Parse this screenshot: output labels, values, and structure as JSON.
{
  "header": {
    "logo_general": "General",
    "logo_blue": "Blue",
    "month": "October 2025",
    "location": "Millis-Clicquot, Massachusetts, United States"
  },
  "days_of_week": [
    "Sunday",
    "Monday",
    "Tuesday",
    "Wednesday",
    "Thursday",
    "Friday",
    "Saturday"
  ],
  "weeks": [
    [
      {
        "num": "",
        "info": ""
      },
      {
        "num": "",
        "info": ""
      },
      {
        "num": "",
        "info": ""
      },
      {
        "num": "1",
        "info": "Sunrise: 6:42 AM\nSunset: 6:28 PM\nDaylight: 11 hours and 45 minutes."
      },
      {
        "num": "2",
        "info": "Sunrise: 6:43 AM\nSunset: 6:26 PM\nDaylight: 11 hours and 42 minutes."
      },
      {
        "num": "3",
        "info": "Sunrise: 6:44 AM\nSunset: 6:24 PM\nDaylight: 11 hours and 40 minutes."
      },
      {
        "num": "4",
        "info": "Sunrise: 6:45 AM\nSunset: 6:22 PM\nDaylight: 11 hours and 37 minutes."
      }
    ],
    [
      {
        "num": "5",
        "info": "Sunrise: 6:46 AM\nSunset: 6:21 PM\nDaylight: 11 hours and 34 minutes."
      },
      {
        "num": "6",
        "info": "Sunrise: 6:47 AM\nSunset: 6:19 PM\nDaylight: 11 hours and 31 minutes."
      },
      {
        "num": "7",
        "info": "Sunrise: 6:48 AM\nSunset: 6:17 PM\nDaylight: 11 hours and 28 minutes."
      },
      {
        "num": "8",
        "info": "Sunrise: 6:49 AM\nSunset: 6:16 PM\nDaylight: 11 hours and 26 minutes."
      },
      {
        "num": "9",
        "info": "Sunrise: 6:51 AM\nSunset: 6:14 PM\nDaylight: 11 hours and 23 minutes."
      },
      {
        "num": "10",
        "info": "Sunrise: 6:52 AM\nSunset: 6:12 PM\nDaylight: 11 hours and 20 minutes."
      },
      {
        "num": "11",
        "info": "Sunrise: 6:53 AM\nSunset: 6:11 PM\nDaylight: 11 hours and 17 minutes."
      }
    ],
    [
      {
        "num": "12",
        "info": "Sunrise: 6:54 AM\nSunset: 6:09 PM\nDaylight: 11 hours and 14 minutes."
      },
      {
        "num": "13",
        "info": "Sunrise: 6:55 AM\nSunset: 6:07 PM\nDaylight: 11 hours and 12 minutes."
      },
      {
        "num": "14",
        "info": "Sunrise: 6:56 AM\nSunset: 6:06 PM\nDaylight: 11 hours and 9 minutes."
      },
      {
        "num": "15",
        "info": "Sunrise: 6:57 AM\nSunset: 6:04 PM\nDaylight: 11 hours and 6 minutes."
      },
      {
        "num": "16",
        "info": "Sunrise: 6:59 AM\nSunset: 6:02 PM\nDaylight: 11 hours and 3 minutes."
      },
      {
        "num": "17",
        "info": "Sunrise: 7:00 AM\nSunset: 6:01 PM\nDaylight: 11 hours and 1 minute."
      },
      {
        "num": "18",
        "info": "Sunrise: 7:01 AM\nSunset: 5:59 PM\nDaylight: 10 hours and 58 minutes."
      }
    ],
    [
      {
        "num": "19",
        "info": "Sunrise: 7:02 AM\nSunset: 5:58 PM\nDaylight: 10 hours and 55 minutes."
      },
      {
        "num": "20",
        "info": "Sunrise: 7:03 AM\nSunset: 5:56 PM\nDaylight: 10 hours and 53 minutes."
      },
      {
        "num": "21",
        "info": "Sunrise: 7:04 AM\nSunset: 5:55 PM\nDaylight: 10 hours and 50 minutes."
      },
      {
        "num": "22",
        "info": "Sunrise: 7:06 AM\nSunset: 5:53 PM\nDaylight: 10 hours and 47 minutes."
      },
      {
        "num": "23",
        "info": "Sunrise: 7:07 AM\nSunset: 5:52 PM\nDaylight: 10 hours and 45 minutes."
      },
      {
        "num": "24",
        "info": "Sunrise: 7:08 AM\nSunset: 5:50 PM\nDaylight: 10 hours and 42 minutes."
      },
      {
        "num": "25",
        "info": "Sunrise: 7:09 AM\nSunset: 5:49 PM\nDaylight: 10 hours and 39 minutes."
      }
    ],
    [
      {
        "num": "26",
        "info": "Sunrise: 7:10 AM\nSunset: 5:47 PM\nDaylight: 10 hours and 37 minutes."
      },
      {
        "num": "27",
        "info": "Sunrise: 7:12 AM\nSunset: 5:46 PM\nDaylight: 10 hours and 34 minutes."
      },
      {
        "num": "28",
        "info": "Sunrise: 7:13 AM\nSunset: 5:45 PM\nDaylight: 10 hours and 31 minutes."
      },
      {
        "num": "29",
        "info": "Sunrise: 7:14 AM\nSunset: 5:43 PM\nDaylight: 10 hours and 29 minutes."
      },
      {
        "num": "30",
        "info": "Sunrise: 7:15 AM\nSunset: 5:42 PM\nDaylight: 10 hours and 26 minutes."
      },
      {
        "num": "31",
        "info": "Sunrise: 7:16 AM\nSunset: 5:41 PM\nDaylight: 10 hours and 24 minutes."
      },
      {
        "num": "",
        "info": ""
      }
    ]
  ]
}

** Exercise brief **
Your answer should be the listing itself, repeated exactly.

** Solution **
Parse this screenshot: output labels, values, and structure as JSON.
{
  "header": {
    "logo_general": "General",
    "logo_blue": "Blue",
    "month": "October 2025",
    "location": "Millis-Clicquot, Massachusetts, United States"
  },
  "days_of_week": [
    "Sunday",
    "Monday",
    "Tuesday",
    "Wednesday",
    "Thursday",
    "Friday",
    "Saturday"
  ],
  "weeks": [
    [
      {
        "num": "",
        "info": ""
      },
      {
        "num": "",
        "info": ""
      },
      {
        "num": "",
        "info": ""
      },
      {
        "num": "1",
        "info": "Sunrise: 6:42 AM\nSunset: 6:28 PM\nDaylight: 11 hours and 45 minutes."
      },
      {
        "num": "2",
        "info": "Sunrise: 6:43 AM\nSunset: 6:26 PM\nDaylight: 11 hours and 42 minutes."
      },
      {
        "num": "3",
        "info": "Sunrise: 6:44 AM\nSunset: 6:24 PM\nDaylight: 11 hours and 40 minutes."
      },
      {
        "num": "4",
        "info": "Sunrise: 6:45 AM\nSunset: 6:22 PM\nDaylight: 11 hours and 37 minutes."
      }
    ],
    [
      {
        "num": "5",
        "info": "Sunrise: 6:46 AM\nSunset: 6:21 PM\nDaylight: 11 hours and 34 minutes."
      },
      {
        "num": "6",
        "info": "Sunrise: 6:47 AM\nSunset: 6:19 PM\nDaylight: 11 hours and 31 minutes."
      },
      {
        "num": "7",
        "info": "Sunrise: 6:48 AM\nSunset: 6:17 PM\nDaylight: 11 hours and 28 minutes."
      },
      {
        "num": "8",
        "info": "Sunrise: 6:49 AM\nSunset: 6:16 PM\nDaylight: 11 hours and 26 minutes."
      },
      {
        "num": "9",
        "info": "Sunrise: 6:51 AM\nSunset: 6:14 PM\nDaylight: 11 hours and 23 minutes."
      },
      {
        "num": "10",
        "info": "Sunrise: 6:52 AM\nSunset: 6:12 PM\nDaylight: 11 hours and 20 minutes."
      },
      {
        "num": "11",
        "info": "Sunrise: 6:53 AM\nSunset: 6:11 PM\nDaylight: 11 hours and 17 minutes."
      }
    ],
    [
      {
        "num": "12",
        "info": "Sunrise: 6:54 AM\nSunset: 6:09 PM\nDaylight: 11 hours and 14 minutes."
      },
      {
        "num": "13",
        "info": "Sunrise: 6:55 AM\nSunset: 6:07 PM\nDaylight: 11 hours and 12 minutes."
      },
      {
        "num": "14",
        "info": "Sunrise: 6:56 AM\nSunset: 6:06 PM\nDaylight: 11 hours and 9 minutes."
      },
      {
        "num": "15",
        "info": "Sunrise: 6:57 AM\nSunset: 6:04 PM\nDaylight: 11 hours and 6 minutes."
      },
      {
        "num": "16",
        "info": "Sunrise: 6:59 AM\nSunset: 6:02 PM\nDaylight: 11 hours and 3 minutes."
      },
      {
        "num": "17",
        "info": "Sunrise: 7:00 AM\nSunset: 6:01 PM\nDaylight: 11 hours and 1 minute."
      },
      {
        "num": "18",
        "info": "Sunrise: 7:01 AM\nSunset: 5:59 PM\nDaylight: 10 hours and 58 minutes."
      }
    ],
    [
      {
        "num": "19",
        "info": "Sunrise: 7:02 AM\nSunset: 5:58 PM\nDaylight: 10 hours and 55 minutes."
      },
      {
        "num": "20",
        "info": "Sunrise: 7:03 AM\nSunset: 5:56 PM\nDaylight: 10 hours and 53 minutes."
      },
      {
        "num": "21",
        "info": "Sunrise: 7:04 AM\nSunset: 5:55 PM\nDaylight: 10 hours and 50 minutes."
      },
      {
        "num": "22",
        "info": "Sunrise: 7:06 AM\nSunset: 5:53 PM\nDaylight: 10 hours and 47 minutes."
      },
      {
        "num": "23",
        "info": "Sunrise: 7:07 AM\nSunset: 5:52 PM\nDaylight: 10 hours and 45 minutes."
      },
      {
        "num": "24",
        "info": "Sunrise: 7:08 AM\nSunset: 5:50 PM\nDaylight: 10 hours and 42 minutes."
      },
      {
        "num": "25",
        "info": "Sunrise: 7:09 AM\nSunset: 5:49 PM\nDaylight: 10 hours and 39 minutes."
      }
    ],
    [
      {
        "num": "26",
        "info": "Sunrise: 7:10 AM\nSunset: 5:47 PM\nDaylight: 10 hours and 37 minutes."
      },
      {
        "num": "27",
        "info": "Sunrise: 7:12 AM\nSunset: 5:46 PM\nDaylight: 10 hours and 34 minutes."
      },
      {
        "num": "28",
        "info": "Sunrise: 7:13 AM\nSunset: 5:45 PM\nDaylight: 10 hours and 31 minutes."
      },
      {
        "num": "29",
        "info": "Sunrise: 7:14 AM\nSunset: 5:43 PM\nDaylight: 10 hours and 29 minutes."
      },
      {
        "num": "30",
        "info": "Sunrise: 7:15 AM\nSunset: 5:42 PM\nDaylight: 10 hours and 26 minutes."
      },
      {
        "num": "31",
        "info": "Sunrise: 7:16 AM\nSunset: 5:41 PM\nDaylight: 10 hours and 24 minutes."
      },
      {
        "num": "",
        "info": ""
      }
    ]
  ]
}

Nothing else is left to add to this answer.